The average cost to fix up a hack and data loss to a small business is $15,600. (our service is much more reasonable ;).  However, the damage to a business over the long-term can be hundreds of thousands to several million dollars.

The best protection against website hacks is prevention, not reaction.

* Report: http://www.inc.com/laura-montini/nsba-survey-cybersecurity.html?cid=sf01001
** Report: http://www.inc.com/flash-steinbeiser/report-small-business-owners-not-worried-about-cyber-security.html

CMS websites like WordPress, Drupal and Joomla are easily hacked.

A Content Management System, or CMS, is a web application designed to make it easy for non-technical users to add, edit and manage the content of a website.

The most common CMS systems used by businesses are WordPress, Drupal and Joomla.

CMS systems are awesome. So robust and full-of-features; if there’s any thing missing you can also download thousands of plug-in’s to easily integrate into your website’s functionality.
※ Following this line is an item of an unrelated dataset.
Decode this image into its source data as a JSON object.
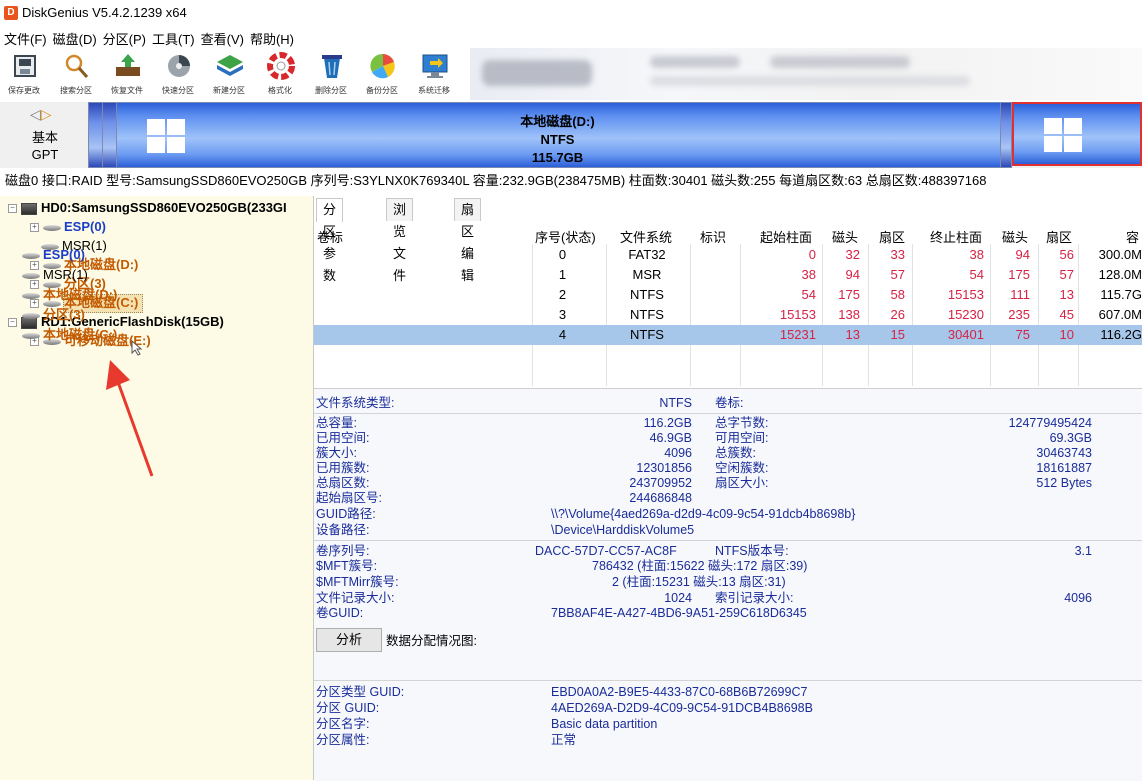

We highly recommend WordPress to our own clients.

But, with this flexibility and openess, you get three security issues:

  1. 1) Vulnerabilities as CMS system platforms

    The WordPress CMS platform has had over 50 security and vulnerability updates in 3 years. Drupal and Joomla are no different. Here’s the complete lists:

  2. 2) CMS Plugins Vulnerability

    There is a serious lack of security standards for CMS plugins. For example, 20% of the top 50 WordPress Plugins are vulnerable to common attacks from the web. The list changes all the time.

  3. 3) ECommerce and User Account Vulnerability

    eCommerce and websites that allow users to login are particular easy to target. 7 out of top 10 most popular e-commerce plugins are vulnerable to common Web attacks. This amounts to more than 1.7 million downloads of vulnerable e-commerce plugins.

Top 5 Most Common Types of Website Hacks

Not to geek out on you, but the world of hacking is super-technically interesting, for sure. Just make sure you use your powers for good, not evil, kids:

A hacked website isn’t good for business.

I don’t want to overstate the obvious, here, but I can’t help it. If your website is hacked, it stops making money for your business.

A shoutout to the Coasters:

Take out the viruses and the hacks
Or you don’t get no spendin’ cash
If you don’t scrub that website floor
You ain’t gonna rock and roll no more
Yakety yak
(Don’t talk back)

Be careful out there.